DEGGANS: The way today's late-night hosts returned so soon after pandemic lockdowns shut them out of their studios last year recalled the example Letterman set 20 years ago. When it comes to scripted TV shows, there are two programs that highlight 9/11's influence over the years - Showtime's "Homeland" and Fox's "24." Executive producer Howard Gordon worked on both of them, beginning with "24," which debuted on Fox just a few months after 9/11. Gordon says by the show's second season, Bauer's willingness to do anything to stop the show's villains spoke to an America angry at terrorists and incompetent or corrupt government officials.

(SOUNDBITE OF TV SHOW, "24")

KIEFER SUTHERLAND: (As Jack Bauer) You are going to tell me now how to find the rest of the nerve gas.

PETER WELLER: (As Christopher Henderson) Oh, go ahead and do it, Jack. Get it done. Shoot me.

DEGGANS: Later, Gordon would help develop "Homeland," a show that commented more directly on terrorism and war. "Homeland" initially focused on an American former prisoner of war and his connection to a female CIA agent who suspects he's been brainwashed by al-Qaida. Both shows, while popular with viewers, faced criticism that their American-centric focus created storylines and depictions that demonize Muslims and make torture look effective, leading some to accuse Gordon of being an Islamophobe, which he denies.

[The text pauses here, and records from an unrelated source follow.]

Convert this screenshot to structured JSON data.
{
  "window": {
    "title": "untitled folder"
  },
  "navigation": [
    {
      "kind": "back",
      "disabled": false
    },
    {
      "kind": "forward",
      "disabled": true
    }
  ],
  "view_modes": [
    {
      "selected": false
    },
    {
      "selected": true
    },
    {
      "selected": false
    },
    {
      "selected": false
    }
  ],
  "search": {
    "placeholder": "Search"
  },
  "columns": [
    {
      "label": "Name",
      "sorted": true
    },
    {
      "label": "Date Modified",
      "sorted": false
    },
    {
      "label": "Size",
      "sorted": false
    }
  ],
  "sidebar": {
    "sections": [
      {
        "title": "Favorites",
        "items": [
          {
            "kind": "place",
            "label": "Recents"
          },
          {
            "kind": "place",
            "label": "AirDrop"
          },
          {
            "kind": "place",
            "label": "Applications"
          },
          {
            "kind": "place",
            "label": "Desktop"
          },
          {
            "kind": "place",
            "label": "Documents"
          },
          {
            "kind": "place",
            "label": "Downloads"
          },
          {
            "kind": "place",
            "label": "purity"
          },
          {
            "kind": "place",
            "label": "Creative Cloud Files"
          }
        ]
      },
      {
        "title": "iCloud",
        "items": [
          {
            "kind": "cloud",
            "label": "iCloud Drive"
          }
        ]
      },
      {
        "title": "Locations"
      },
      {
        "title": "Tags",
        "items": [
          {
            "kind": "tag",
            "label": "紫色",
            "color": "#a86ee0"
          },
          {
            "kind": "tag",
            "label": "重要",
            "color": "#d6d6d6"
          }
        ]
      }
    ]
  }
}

HOWARD GORDON: Did we recognize the full extent of some of the implications? No, and that's kind of - I think that's kind of what I have to say at this moment. I am - people ask me how am I. And my stock answer is I'm humbled, and I'm doing a lot more listening.

DEGGANS: One legendary TV personality says speaking out against war in Iraq helped end his TV career.

PHIL DONAHUE: Everybody else was beating the war drums, and I wanted to get on the air and say - why are you doing this?

DEGGANS: Phil Donahue, long a household name thanks to his classic daytime talk show, began hosting a talk show for MSNBC in 2002, showcasing his skepticism of the Iraq War. Back then, MSNBC had different ownership and executives. It also hadn't developed its current lineup of liberal pundits. By 2003, MSNBC canceled Donahue's show. He remains convinced his insistence on challenging the drive to war did him in.

DONAHUE: The jingoism has really created a roadblock to truth-telling. The reporting of bad news is more important than the good news. But for a long time, it was very hard to make that point in a country that, as my grandmother would have said, is full of itself.

DEGGANS: Perhaps one of the most crucial lessons for TV and media from 9/11 is the importance of resisting the jingoism and groupthink inspired by such disasters.

I'm Eric Deggans.

(SOUNDBITE OF DEADLY AVENGER'S "SKIT 2") Transcript provided by NPR, Copyright NPR.